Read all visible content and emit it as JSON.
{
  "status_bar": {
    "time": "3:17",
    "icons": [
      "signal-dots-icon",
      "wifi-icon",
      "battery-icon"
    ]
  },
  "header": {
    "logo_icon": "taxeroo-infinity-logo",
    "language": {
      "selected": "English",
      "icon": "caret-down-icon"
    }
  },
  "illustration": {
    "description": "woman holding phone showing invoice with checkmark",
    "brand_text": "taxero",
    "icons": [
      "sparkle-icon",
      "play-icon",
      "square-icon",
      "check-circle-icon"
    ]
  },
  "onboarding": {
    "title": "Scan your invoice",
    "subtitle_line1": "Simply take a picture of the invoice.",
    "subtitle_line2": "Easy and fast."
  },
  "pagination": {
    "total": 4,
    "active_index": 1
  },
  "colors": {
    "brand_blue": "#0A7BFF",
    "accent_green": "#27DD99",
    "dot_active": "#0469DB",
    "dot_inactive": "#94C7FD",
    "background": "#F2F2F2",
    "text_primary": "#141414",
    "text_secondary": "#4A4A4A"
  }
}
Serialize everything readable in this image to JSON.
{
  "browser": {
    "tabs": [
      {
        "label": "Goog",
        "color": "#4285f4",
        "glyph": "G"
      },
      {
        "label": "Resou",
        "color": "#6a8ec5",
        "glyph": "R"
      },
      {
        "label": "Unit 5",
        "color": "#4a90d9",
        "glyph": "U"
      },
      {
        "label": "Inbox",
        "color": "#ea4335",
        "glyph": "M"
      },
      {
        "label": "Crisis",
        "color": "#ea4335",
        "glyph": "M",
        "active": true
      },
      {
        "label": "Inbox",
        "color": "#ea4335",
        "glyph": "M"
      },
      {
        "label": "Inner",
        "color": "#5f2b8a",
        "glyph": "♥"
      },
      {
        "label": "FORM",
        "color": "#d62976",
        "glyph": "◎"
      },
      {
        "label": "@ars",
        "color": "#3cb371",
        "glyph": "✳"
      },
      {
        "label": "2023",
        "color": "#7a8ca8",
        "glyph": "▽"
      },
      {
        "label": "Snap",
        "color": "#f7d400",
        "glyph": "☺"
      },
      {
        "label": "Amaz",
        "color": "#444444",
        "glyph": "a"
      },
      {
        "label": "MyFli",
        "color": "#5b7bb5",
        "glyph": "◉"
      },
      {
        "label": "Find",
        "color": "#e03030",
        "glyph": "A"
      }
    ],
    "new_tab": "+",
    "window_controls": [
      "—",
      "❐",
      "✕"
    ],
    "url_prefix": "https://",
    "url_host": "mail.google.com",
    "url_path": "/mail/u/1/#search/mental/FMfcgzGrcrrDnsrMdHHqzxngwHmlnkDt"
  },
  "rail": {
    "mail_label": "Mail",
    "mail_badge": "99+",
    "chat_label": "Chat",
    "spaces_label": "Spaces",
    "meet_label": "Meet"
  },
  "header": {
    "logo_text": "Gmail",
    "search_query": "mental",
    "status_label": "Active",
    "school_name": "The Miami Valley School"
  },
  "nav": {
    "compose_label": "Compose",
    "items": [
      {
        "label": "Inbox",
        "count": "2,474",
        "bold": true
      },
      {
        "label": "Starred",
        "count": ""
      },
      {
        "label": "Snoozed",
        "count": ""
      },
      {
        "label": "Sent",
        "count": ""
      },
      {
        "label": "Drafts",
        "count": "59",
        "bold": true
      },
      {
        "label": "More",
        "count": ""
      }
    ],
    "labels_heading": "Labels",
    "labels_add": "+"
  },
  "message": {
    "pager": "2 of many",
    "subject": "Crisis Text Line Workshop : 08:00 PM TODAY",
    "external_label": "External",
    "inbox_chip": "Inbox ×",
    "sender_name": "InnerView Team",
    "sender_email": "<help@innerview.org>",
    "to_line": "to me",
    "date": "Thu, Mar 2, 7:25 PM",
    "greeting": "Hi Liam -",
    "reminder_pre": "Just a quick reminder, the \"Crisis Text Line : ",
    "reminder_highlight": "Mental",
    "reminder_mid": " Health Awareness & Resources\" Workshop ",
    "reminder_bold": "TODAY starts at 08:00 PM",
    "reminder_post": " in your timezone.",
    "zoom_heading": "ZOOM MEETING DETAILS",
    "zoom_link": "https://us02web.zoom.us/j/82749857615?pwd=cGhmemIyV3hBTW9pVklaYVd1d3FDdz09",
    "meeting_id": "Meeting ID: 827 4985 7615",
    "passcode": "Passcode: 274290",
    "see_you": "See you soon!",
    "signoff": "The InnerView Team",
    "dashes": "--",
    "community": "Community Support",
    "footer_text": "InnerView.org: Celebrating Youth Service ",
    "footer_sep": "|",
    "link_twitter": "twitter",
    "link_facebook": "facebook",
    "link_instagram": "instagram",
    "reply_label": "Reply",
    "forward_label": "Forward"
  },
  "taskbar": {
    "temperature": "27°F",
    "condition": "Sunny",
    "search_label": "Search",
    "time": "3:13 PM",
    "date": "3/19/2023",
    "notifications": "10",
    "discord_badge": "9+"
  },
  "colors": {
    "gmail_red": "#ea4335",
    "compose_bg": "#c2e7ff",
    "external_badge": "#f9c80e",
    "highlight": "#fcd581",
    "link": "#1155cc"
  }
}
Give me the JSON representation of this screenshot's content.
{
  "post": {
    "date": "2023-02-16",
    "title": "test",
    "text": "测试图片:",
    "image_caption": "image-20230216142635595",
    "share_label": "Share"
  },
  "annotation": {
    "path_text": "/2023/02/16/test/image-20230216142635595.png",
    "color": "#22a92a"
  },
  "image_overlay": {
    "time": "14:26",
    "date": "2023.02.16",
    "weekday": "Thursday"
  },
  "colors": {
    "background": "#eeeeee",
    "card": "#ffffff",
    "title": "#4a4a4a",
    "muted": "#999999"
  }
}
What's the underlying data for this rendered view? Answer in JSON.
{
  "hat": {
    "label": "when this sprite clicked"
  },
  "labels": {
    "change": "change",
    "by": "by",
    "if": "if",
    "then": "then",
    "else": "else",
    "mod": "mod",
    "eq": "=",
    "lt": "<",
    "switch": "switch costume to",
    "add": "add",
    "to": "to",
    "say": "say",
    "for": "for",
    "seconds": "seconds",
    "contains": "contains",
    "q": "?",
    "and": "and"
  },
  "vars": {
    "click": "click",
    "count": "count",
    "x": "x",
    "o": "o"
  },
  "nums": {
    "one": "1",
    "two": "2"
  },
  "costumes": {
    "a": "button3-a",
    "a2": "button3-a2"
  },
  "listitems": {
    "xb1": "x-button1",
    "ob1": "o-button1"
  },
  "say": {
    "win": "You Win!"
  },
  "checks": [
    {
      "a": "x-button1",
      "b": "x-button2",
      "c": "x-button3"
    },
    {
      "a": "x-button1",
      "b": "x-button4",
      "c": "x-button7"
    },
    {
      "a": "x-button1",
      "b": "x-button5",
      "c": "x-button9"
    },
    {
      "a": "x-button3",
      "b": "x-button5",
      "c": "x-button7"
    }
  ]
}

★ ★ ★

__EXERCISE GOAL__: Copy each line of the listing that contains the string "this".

__ANSWER BOX__:
Serialize everything readable in this image to JSON.
Give me the JSON representation of this screenshot's content.
What's the underlying data for this rendered view? Answer in JSON.
    "label": "when this sprite clicked"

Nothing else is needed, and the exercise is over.